In the US, almost USD 40 billion will be spent via voice commerce by 2022, as compared to USD 5 billion in the UK, representing 6% and 3% of all online spend (source: strategy consultants OC&C).
Challenger (i.e Digital) Banks? Getting Stronger and Stronger
Digital banks have certainly come a long way. Offering new money management features, as well as payment functionalities, these players aim to offer eye-catching services in particular niches, in a bid to enrich the banking experience for consumers.
This week, Revolut has reached 2 million clients in Europe and it is now expanding in Russia. The company is actively working on a commission-free trading platform and also seeks US banking license.
Another digital bank, N26 now has over 1 million customers, transacting EUR 1 billion a month. Originally launched in Germany and Austria, N26 has been slowly expanding across the Eurozone and now serves customers in 17 countries.
In related news, BBVA is set to increase its stake in UK digital bank Atom with a GBP 85.4 million investment. In the future, the mobile-only bank will be looking at ways PSD2 and Open Banking can help it support its customers further in their financial decision making.
Privacy Fears Holding Back Indian Payments Expansion for WhatsApp
In our previous industry news coverage, we touched upon the Facebook move to make its WhatsApp payment services available in India. Meanwhile, the official launch is expected to be delayed further “as parent Facebook battles a slew of concerns, including how it will store and share user data”, as The Economic Times reports.
As of February 2018, WhatsApp has been testing a pilot payment service in India in partnership with ICICI Bank, available to a limited number of users who could in turn invite their friends to test the service. Until now, the number of users who have tried it has reached 700,000.
Millennials, Gen Z and Trust: Key for Long-Term Relationships
Large retailers have been investing efforts into adapting their strategies to become more appealing to both Millennial and Generation Z shoppers. But who do these customer segments trust more?
A survey of 2,000 people across the UK indicates that young people trust Amazon and PayPal more than banks when it comes to protecting their personal data.
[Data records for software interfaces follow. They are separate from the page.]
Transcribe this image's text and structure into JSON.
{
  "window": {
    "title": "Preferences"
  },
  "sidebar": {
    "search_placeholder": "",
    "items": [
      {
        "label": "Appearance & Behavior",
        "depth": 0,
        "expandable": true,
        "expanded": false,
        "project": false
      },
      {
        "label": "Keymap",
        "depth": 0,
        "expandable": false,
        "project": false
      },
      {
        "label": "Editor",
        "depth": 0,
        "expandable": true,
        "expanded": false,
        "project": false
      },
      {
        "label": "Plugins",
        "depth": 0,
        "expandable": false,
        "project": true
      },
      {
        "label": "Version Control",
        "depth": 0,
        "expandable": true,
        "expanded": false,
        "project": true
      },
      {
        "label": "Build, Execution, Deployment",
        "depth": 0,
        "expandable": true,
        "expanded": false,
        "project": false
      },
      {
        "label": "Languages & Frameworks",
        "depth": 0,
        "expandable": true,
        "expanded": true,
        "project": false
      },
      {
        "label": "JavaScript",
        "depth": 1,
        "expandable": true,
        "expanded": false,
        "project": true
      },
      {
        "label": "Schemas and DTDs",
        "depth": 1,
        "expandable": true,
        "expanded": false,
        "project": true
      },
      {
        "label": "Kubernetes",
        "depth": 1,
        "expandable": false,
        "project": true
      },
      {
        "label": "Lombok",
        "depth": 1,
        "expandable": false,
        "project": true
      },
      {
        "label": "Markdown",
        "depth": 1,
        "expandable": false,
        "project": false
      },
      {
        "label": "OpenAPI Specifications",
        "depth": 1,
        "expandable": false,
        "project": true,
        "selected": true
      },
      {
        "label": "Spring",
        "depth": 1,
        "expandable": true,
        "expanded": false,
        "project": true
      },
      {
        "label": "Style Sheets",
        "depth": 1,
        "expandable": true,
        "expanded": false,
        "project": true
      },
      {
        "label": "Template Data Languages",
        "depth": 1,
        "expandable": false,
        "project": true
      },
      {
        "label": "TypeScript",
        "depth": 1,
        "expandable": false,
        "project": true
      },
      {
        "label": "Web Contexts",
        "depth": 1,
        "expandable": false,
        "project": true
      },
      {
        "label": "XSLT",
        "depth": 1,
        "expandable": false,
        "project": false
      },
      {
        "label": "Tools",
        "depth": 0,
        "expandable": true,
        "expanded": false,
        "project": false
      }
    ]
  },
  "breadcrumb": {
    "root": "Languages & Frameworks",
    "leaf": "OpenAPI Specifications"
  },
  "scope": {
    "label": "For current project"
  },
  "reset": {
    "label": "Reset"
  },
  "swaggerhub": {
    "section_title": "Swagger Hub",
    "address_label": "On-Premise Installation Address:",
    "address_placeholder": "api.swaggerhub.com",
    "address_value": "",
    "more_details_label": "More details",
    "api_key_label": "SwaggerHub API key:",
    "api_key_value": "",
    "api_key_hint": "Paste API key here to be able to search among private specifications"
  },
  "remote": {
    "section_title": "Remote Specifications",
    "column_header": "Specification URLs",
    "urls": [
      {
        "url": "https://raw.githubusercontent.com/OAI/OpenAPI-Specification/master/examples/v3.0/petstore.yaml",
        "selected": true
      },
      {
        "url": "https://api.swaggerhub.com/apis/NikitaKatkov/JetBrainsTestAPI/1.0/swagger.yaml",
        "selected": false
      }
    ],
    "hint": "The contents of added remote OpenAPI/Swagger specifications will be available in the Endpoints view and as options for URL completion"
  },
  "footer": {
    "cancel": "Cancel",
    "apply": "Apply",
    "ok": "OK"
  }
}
Other survey findings reveal that 77% of all people don’t trust Facebook with their data in the wake of the Cambridge Analytica scandal that highlighted the amount of data Facebook collects on users and how advertisers use the platform.
A McKinsey report mirrors similar preferences by US counterparts: 73% of Millennials claim they would be more excited about a new financial services offering from Google, Amazon, or PayPal, rather than their own bank.
Data, Data, Data
And since we like to save the best for last, we conclude this industry news summary with some food for thought for the weekend, as expressed by Chris Skinner, leading industry commentator and strategist, on his blog:
“another recurring theme of the last two days: regulating the technology firms. It started with a dialogue around PSD2 which forces banks to offer Open APIs for other firms, particularly the technology firms and internet giants, to be able to access customer data if the customer gives permission. What about the bank accessing the technology firms’ data, the banks are asking? Where is the regulation forcing this through?
The answer is that it’s coming. PSD2 is just the first step towards regulating and requiring an Open API market of data. The next step is to force the Mobile Network Operators, Internet Giants and Technology Firms to do the same. In fact, my bet is that PSD3 will link with GDPR to build a regulated world of data. Whether that data is with a telco, an internet giant or a bank does not matter.”
Until next week.